Dataset items:
+++++

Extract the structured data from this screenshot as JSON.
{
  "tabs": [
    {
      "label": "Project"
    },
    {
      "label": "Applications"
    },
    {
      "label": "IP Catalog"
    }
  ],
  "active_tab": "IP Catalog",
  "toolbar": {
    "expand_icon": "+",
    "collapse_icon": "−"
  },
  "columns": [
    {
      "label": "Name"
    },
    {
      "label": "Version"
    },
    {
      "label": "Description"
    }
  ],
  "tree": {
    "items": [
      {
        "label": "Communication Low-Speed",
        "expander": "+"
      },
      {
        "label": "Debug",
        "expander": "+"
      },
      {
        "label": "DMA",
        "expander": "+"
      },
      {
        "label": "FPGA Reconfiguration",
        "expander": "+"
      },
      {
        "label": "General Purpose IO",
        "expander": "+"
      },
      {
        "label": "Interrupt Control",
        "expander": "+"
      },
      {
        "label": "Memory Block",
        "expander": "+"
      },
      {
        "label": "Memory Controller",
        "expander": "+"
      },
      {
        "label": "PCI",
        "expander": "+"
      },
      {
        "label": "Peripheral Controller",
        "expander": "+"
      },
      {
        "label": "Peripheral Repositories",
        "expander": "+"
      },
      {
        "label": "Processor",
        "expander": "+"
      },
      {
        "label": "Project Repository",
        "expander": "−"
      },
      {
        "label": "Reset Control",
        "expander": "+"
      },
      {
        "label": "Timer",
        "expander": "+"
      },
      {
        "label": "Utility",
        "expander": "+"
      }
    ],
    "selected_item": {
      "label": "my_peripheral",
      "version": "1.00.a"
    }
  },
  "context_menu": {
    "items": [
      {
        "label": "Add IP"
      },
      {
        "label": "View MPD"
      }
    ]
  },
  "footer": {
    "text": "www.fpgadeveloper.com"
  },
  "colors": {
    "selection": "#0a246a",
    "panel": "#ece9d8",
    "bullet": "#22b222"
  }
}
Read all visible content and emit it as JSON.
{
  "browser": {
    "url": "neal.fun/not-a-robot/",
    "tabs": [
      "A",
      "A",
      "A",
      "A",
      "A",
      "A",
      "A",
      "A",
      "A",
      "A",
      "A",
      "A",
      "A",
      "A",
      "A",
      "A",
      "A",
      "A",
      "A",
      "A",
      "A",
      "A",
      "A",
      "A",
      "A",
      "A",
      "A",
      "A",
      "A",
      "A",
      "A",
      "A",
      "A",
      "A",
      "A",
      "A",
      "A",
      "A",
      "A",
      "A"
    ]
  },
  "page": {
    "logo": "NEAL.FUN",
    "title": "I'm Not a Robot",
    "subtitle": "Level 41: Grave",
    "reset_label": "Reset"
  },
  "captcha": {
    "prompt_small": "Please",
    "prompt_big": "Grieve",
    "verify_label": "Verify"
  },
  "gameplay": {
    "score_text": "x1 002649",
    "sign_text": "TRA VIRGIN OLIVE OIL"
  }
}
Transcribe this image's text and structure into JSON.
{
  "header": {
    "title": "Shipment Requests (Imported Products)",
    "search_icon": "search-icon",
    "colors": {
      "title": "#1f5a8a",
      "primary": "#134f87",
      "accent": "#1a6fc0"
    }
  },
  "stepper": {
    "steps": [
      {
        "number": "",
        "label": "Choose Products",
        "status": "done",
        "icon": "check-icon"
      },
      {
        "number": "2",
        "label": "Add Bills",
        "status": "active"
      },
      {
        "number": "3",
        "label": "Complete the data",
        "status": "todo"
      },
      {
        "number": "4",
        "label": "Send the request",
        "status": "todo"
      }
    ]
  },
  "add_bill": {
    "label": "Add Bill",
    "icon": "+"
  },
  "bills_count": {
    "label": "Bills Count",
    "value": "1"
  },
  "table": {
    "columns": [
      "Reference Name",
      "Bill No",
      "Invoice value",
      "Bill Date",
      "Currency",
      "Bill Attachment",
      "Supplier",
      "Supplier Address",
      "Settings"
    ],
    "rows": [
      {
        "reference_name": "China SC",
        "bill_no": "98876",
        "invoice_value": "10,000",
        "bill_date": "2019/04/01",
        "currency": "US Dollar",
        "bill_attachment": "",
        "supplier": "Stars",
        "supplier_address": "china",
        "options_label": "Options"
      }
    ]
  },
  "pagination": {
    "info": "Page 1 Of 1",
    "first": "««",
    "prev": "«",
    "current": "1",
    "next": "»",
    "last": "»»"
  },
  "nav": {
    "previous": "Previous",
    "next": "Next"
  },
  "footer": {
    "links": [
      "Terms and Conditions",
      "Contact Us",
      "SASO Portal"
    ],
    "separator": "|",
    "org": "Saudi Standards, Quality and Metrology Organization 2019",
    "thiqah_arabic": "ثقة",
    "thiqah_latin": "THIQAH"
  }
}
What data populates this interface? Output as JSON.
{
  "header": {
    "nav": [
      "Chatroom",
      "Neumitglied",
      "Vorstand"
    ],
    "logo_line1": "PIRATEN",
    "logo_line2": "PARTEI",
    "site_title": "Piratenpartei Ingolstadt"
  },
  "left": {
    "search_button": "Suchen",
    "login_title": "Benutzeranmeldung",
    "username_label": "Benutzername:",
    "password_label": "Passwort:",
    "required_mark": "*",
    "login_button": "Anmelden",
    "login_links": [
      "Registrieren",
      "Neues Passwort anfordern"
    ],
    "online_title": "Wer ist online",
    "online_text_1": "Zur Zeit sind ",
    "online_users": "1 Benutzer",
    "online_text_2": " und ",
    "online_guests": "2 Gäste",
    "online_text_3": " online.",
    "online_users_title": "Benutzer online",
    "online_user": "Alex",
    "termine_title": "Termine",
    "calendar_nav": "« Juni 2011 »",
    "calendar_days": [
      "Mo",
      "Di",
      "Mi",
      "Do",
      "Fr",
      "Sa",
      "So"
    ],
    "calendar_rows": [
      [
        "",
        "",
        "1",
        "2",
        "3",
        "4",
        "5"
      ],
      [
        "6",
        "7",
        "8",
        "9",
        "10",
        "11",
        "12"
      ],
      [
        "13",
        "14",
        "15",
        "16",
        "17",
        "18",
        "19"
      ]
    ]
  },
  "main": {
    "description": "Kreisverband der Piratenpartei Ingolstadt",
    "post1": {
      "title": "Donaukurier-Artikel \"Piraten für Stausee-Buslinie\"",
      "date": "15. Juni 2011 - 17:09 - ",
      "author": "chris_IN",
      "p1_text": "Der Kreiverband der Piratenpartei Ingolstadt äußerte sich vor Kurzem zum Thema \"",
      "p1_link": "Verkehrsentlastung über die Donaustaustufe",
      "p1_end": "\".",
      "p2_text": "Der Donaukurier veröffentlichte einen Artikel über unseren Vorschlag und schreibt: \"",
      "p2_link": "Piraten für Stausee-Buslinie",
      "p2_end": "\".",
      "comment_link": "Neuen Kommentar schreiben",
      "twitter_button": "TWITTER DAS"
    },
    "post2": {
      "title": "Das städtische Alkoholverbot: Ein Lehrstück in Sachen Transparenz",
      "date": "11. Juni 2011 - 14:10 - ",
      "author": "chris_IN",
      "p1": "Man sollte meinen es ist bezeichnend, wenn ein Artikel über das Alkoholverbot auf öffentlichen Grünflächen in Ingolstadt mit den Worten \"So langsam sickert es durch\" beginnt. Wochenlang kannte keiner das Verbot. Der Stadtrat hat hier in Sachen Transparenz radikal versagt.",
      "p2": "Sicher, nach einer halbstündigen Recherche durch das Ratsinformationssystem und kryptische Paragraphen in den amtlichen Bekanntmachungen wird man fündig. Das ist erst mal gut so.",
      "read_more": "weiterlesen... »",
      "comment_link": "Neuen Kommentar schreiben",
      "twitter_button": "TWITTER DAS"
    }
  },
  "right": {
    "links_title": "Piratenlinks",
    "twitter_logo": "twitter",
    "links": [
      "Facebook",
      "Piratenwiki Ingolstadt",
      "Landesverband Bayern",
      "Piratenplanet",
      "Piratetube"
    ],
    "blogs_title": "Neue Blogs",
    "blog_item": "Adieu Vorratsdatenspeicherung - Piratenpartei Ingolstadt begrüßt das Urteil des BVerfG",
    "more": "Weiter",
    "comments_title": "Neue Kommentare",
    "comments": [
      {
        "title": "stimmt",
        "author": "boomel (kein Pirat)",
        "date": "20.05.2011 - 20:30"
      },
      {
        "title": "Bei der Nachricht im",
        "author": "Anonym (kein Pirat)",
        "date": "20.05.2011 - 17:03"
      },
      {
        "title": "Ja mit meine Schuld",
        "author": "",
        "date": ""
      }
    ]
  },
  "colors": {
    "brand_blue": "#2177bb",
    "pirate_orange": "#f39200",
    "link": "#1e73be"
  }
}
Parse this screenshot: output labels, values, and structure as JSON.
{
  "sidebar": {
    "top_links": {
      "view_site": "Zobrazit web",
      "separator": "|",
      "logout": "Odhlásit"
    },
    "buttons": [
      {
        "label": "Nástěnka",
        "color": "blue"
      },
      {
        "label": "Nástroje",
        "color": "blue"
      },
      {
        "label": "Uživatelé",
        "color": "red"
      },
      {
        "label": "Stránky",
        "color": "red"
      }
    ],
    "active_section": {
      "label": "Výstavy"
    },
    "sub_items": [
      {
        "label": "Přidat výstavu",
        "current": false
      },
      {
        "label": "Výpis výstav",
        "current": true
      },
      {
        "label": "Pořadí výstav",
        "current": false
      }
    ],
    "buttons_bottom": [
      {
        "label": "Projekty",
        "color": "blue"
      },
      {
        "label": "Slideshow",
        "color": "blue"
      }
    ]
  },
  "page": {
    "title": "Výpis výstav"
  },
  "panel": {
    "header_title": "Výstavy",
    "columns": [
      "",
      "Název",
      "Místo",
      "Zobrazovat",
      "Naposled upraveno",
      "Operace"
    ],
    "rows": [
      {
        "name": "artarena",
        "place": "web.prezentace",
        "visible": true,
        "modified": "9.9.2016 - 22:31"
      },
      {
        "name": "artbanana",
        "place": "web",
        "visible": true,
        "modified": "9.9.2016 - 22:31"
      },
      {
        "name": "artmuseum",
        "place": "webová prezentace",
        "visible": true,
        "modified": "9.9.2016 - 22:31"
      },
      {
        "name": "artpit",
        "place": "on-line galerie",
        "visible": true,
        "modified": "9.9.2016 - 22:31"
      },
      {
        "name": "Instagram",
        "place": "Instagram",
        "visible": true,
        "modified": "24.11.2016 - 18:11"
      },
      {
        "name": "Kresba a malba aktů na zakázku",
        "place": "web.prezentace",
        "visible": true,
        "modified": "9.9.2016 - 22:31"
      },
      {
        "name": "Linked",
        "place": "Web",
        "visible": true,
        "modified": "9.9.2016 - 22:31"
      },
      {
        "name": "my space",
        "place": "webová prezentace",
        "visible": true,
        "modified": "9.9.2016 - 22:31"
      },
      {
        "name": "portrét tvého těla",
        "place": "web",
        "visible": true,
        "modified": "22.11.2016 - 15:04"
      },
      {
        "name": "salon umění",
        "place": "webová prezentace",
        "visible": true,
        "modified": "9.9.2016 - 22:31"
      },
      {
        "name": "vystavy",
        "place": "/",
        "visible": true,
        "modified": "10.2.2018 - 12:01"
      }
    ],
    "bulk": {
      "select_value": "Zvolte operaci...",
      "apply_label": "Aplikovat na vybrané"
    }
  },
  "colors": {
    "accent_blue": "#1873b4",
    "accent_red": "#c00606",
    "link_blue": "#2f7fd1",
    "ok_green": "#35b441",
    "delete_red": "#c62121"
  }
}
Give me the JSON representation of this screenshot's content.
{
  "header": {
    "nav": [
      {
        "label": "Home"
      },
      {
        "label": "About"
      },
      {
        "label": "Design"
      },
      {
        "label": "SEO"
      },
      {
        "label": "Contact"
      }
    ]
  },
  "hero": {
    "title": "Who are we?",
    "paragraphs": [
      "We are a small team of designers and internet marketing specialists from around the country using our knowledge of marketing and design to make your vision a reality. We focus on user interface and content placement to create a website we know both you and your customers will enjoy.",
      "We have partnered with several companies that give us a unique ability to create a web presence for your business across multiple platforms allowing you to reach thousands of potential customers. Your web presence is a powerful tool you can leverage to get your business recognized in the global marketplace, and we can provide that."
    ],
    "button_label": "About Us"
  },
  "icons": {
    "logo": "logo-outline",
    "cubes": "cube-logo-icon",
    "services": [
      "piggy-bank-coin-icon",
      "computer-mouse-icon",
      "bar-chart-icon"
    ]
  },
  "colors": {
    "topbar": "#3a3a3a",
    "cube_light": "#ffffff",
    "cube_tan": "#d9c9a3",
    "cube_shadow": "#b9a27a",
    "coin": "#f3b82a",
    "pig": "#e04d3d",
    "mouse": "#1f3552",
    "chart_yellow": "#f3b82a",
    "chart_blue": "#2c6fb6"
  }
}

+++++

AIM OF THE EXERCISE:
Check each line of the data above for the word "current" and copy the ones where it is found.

ANSWER SPACE:
    "current": "1",
        "current": false
        "current": true
        "current": false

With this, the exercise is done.